”Wild” spaces

Our presence in the natural world is undeniable; even when we perceive ourselves to be in a truly wild space, we are, by our presence, making it not wild. By protecting wild spaces we are changing them forever. We restrict travel, build roads, cut down trees, put out fires, push animals to extinction, and bring them back.

These ideas are hard to grapple with as a photographer and environmentally conscious person. Am I distorting the truth by shooting “straight” style photographs of pristine untouched landscape? 

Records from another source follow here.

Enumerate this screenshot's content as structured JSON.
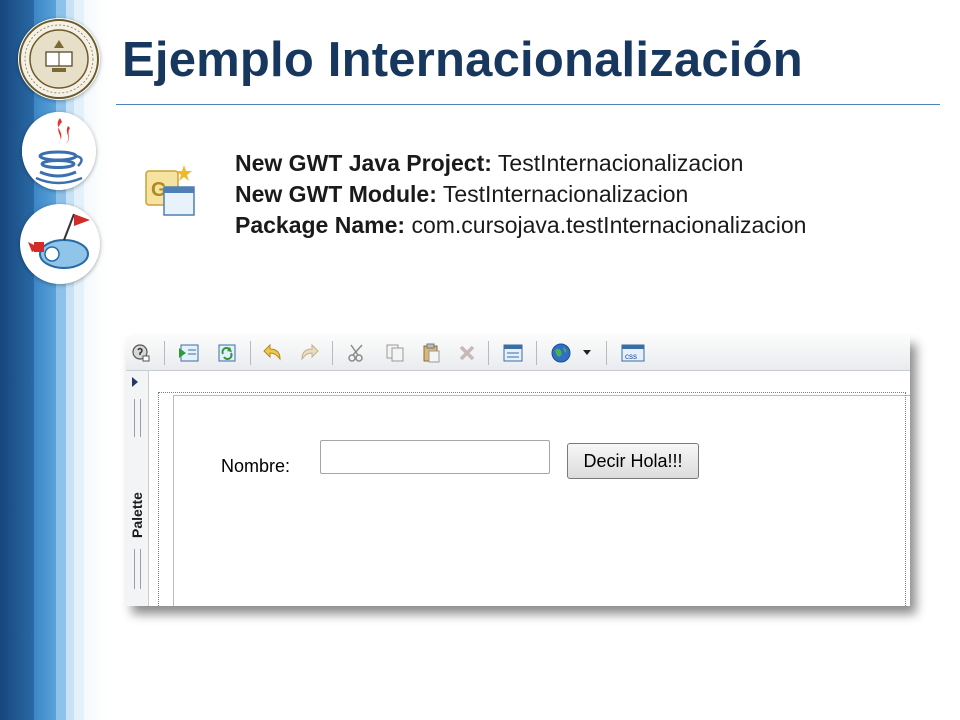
{
  "slide": {
    "title": "Ejemplo Internacionalización"
  },
  "logos": {
    "seal": "university-seal-logo",
    "java": "java-logo",
    "gwt": "gwt-logo"
  },
  "project": {
    "rows": [
      {
        "label": "New GWT Java Project:",
        "value": "TestInternacionalizacion"
      },
      {
        "label": "New GWT Module:",
        "value": "TestInternacionalizacion"
      },
      {
        "label": "Package Name:",
        "value": "com.cursojava.testInternacionalizacion"
      }
    ]
  },
  "editor": {
    "palette_label": "Palette",
    "toolbar_icons": [
      "test-icon",
      "preview-icon",
      "refresh-icon",
      "undo-icon",
      "redo-icon",
      "cut-icon",
      "copy-icon",
      "paste-icon",
      "delete-icon",
      "properties-icon",
      "globe-icon",
      "css-icon"
    ],
    "form": {
      "nombre_label": "Nombre:",
      "nombre_value": "",
      "button_label": "Decir Hola!!!"
    }
  },
  "colors": {
    "title": "#17375e",
    "accent_rule": "#4f81bd",
    "band_dark": "#17467c"
  }
}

Certainly nature is what we take into it, we are the ones who impress the ideas of beauty, uselessness, or profitability upon it. With these images I am seeking to show our unwitting hand in our most “wild” places. To demonstrate how our often arbitrary and difficult to follow rules don't always work across the diverse systems of which we apply them, and to exploit the truth that is our incomprehension of the landscape. 

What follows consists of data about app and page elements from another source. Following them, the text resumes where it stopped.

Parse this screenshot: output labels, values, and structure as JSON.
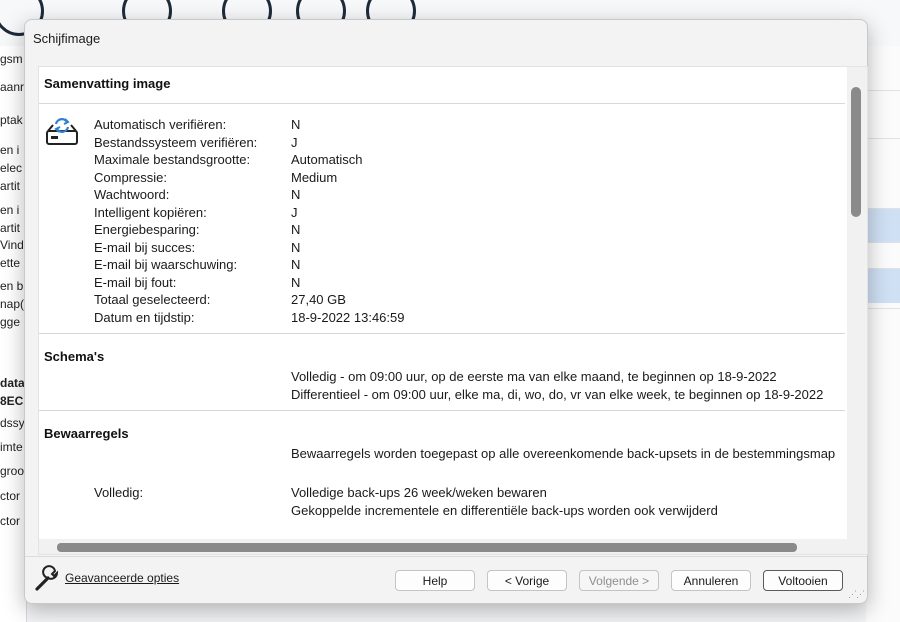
{
  "background": {
    "left_fragments": [
      "gsm",
      "aanr",
      "ptak",
      "en i",
      "elec",
      "artit",
      "en i",
      "artit",
      "Vind",
      "ette",
      "en b",
      "nap(",
      "gge",
      "data",
      "8EC",
      "dssy",
      "imte",
      "groo",
      "ctor",
      "ctor"
    ]
  },
  "dialog": {
    "title": "Schijfimage"
  },
  "summary": {
    "heading": "Samenvatting image",
    "rows": [
      {
        "label": "Automatisch verifiëren:",
        "value": "N"
      },
      {
        "label": "Bestandssysteem verifiëren:",
        "value": "J"
      },
      {
        "label": "Maximale bestandsgrootte:",
        "value": "Automatisch"
      },
      {
        "label": "Compressie:",
        "value": "Medium"
      },
      {
        "label": "Wachtwoord:",
        "value": "N"
      },
      {
        "label": "Intelligent kopiëren:",
        "value": "J"
      },
      {
        "label": "Energiebesparing:",
        "value": "N"
      },
      {
        "label": "E-mail bij succes:",
        "value": "N"
      },
      {
        "label": "E-mail bij waarschuwing:",
        "value": "N"
      },
      {
        "label": "E-mail bij fout:",
        "value": "N"
      },
      {
        "label": "Totaal geselecteerd:",
        "value": "27,40 GB"
      },
      {
        "label": "Datum en tijdstip:",
        "value": "18-9-2022 13:46:59"
      }
    ]
  },
  "schedules": {
    "heading": "Schema's",
    "items": [
      "Volledig - om 09:00 uur, op de eerste ma van elke maand, te beginnen op 18-9-2022",
      "Differentieel - om 09:00 uur, elke ma, di, wo, do, vr van elke week, te beginnen op 18-9-2022"
    ]
  },
  "retention": {
    "heading": "Bewaarregels",
    "intro": "Bewaarregels worden toegepast op alle overeenkomende back-upsets in de bestemmingsmap",
    "full_label": "Volledig:",
    "full_lines": [
      "Volledige back-ups 26 week/weken bewaren",
      "Gekoppelde incrementele en differentiële back-ups worden ook verwijderd"
    ]
  },
  "footer": {
    "advanced_link": "Geavanceerde opties",
    "buttons": {
      "help": "Help",
      "back": "< Vorige",
      "next": "Volgende >",
      "cancel": "Annuleren",
      "finish": "Voltooien"
    }
  },
  "colors": {
    "accent_blue": "#2f7fd0",
    "selected_row": "#cfe0f4"
  }
}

The crisp rectangles that break up the compositions by making synthetic digital magnifications are intended to speak to the idea of our division the natural world. While we do these things to clarify nature, break it down, and bring it into focus it also creates divisions in how we see ecosystems. Instead of seeing them as a whole we break them into parts and are often blind to the greater picture. Though the idea of one nature is far from a new one, in an effort to further understand our world we continue to divide and subdivide it into increasingly small pieces resulting in a fractured system that is difficult to view as a whole.

The rules in which the number of rectangles, their length, width, and positioning are determined are a commentary on the rules, regulations, and designations that we apply to landscapes in the name of land management. These land management tactics are designed to protect our rights to land ownership and use as well as protect the land from overuse and misuse. Though as anyone who has spent much time in the landscape knows, these rules are often not ideal for land users or the land. They are written in a manner that is difficult to understand and are open to interpretation and exploitation. The lands that they are applied to are vast, vastly different, and always changing; yet the rules are difficult to change, in some cases they literally require an act of congress, and were written for different lands than they are now applied.

At first glance you may see these images as simply striking landscapes, yet upon closer investigation evidence of the system and presence of man come into focus. In some of the images the rectangular magnifications add a nice sense of design to the images and could be viewed as improvements, however in others they become distracting and make it difficult to see what is manipulated and what is not. Though all of these photographs have had the same rules applied to them, the rules are beneficial to some and harmful to others.